Return all lines from the entries below in which the word "Transformar" is present.

• Recorded data
═══

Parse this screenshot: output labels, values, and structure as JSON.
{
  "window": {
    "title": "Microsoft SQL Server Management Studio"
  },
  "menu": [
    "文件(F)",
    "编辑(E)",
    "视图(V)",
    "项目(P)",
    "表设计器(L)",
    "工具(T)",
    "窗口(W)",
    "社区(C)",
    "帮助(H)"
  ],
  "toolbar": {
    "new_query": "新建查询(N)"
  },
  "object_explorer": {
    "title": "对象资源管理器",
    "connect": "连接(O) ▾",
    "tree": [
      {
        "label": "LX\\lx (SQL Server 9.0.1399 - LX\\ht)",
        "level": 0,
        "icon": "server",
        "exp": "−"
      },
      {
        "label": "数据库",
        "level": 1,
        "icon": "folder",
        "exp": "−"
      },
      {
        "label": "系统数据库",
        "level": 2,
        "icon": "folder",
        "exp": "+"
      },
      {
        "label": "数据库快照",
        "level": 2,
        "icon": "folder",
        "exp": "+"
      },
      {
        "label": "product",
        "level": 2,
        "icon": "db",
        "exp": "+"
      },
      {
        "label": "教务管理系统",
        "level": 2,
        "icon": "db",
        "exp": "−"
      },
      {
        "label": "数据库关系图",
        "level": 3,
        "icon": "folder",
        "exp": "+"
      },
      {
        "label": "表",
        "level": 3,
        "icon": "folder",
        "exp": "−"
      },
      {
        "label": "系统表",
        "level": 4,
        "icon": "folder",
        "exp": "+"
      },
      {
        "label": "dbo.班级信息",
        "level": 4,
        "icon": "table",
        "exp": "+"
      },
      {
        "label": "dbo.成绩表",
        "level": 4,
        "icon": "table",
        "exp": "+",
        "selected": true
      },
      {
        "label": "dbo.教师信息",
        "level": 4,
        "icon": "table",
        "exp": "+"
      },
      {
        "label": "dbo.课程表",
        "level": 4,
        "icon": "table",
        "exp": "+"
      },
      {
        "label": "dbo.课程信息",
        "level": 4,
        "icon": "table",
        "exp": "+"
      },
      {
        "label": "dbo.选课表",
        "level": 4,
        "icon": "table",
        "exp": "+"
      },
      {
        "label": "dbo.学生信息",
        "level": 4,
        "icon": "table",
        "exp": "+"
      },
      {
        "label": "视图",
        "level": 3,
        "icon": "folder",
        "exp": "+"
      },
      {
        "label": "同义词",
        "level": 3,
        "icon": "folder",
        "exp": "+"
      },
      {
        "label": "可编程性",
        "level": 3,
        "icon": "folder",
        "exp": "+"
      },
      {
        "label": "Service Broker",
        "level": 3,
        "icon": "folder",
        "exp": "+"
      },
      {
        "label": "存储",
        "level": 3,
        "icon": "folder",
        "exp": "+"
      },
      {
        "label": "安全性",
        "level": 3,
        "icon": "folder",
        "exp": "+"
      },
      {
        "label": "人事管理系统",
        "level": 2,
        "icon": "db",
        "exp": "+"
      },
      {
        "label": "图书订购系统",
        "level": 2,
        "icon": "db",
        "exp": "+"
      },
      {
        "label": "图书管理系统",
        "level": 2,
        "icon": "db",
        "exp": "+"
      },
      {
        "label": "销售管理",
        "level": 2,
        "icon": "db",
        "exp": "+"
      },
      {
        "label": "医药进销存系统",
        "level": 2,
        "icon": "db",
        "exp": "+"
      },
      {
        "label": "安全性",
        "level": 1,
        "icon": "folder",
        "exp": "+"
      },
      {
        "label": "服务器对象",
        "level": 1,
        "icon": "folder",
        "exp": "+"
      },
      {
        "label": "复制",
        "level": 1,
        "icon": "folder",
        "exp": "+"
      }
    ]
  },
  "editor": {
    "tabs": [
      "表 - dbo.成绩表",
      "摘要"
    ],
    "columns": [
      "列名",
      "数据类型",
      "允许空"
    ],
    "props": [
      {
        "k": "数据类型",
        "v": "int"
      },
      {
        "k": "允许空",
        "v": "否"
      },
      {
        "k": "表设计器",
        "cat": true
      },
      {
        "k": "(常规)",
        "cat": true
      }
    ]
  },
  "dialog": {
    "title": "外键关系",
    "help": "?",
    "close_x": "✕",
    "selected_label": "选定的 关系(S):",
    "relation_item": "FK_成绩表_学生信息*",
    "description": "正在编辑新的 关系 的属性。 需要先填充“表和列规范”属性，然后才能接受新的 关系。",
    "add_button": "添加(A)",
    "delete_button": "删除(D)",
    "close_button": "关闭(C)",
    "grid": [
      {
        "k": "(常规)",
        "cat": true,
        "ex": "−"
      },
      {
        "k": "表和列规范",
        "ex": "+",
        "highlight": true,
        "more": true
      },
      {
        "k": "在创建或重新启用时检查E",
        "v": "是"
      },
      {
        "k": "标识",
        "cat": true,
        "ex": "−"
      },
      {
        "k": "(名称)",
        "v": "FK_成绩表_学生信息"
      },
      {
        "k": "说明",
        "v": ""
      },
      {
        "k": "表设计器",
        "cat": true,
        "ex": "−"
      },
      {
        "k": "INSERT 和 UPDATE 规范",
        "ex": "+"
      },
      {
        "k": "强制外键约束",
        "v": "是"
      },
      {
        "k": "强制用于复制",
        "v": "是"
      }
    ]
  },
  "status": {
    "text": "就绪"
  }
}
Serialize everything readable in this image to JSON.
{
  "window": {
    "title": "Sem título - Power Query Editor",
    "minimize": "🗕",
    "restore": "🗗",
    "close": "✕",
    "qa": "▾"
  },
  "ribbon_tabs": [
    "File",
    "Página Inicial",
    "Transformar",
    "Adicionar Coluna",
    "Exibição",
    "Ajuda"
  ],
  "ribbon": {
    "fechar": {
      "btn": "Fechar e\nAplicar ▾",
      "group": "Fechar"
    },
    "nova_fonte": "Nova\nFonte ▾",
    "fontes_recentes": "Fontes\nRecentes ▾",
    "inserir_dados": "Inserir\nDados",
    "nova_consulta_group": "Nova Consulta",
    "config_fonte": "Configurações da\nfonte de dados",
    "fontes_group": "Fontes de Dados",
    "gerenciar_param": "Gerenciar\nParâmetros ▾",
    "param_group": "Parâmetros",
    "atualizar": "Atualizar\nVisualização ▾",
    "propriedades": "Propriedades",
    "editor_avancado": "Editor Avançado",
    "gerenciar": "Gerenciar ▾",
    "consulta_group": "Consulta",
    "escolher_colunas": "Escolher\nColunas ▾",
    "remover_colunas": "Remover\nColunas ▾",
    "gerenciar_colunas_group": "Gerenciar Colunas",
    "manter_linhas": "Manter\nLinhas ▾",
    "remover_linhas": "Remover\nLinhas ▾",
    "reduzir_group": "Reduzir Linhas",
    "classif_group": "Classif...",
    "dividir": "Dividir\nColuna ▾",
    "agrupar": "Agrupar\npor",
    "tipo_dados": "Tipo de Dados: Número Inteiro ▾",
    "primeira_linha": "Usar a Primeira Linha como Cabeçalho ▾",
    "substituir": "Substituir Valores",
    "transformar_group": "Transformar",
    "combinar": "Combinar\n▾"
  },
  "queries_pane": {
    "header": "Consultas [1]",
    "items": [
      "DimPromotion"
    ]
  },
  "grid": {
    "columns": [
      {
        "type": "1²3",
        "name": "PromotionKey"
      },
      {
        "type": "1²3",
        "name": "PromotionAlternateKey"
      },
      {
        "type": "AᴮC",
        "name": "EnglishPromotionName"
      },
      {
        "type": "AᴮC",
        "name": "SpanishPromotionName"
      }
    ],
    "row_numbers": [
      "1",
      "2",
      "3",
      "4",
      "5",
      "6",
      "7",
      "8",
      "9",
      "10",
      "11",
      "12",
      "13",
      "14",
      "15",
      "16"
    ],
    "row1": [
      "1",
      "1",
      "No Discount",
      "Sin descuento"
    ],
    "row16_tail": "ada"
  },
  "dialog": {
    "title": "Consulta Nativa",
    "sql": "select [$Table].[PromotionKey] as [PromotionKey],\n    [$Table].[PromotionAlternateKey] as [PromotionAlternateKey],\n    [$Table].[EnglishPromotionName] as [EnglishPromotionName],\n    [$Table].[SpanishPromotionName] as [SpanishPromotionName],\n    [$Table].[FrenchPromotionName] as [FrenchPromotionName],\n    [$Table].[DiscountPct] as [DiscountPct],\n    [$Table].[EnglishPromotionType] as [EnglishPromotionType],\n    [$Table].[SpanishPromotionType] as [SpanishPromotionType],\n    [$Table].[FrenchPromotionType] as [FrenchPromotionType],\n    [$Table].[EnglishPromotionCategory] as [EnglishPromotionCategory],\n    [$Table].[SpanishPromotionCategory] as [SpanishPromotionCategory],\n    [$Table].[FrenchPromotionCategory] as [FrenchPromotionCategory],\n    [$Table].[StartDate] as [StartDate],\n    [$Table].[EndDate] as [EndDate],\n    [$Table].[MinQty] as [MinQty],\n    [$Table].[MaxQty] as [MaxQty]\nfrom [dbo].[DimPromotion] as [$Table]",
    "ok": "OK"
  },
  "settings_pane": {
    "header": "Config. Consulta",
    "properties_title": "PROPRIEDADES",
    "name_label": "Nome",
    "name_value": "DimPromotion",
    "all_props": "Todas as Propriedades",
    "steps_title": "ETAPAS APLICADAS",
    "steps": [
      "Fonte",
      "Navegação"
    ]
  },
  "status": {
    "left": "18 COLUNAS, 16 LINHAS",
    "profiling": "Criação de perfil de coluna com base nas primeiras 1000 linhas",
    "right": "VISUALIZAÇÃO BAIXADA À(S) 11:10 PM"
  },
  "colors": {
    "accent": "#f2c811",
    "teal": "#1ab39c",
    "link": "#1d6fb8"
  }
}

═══

• THE COMPLETED TASK
    "Transformar",
    "transformar_group": "Transformar",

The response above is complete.